◆ Your instructions: Copy each line of the records that includes "this".

(Beginning of The data)

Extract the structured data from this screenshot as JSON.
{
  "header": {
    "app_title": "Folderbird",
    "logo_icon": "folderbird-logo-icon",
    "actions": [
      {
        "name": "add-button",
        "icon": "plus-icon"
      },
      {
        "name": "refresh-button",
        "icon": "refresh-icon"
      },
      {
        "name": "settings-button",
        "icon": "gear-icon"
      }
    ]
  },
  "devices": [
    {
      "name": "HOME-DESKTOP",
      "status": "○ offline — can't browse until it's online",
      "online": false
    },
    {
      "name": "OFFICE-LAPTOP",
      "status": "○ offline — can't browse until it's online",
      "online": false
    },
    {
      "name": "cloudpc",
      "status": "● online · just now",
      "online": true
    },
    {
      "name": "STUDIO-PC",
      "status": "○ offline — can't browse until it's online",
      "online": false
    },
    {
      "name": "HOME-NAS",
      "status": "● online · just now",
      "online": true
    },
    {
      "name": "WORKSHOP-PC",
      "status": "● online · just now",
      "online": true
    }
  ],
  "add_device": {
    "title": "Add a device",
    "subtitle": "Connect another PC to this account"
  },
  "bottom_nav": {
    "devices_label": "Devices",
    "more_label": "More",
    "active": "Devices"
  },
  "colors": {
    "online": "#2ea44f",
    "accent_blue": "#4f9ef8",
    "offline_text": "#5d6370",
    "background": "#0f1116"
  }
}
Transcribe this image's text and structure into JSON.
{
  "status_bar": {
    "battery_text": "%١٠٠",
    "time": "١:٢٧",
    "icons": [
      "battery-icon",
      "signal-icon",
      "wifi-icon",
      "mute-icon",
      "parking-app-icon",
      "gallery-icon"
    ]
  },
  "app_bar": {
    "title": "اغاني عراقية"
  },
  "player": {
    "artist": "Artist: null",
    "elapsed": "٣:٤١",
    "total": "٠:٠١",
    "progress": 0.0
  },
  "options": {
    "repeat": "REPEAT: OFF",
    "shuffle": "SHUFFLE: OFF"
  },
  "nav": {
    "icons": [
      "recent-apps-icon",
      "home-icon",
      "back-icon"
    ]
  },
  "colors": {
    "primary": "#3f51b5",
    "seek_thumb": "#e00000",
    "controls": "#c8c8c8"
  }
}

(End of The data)

◆ Task answer:
Extract the structured data from this screenshot as JSON.
    "subtitle": "Connect another PC to this account"
Transcribe this image's text and structure into JSON.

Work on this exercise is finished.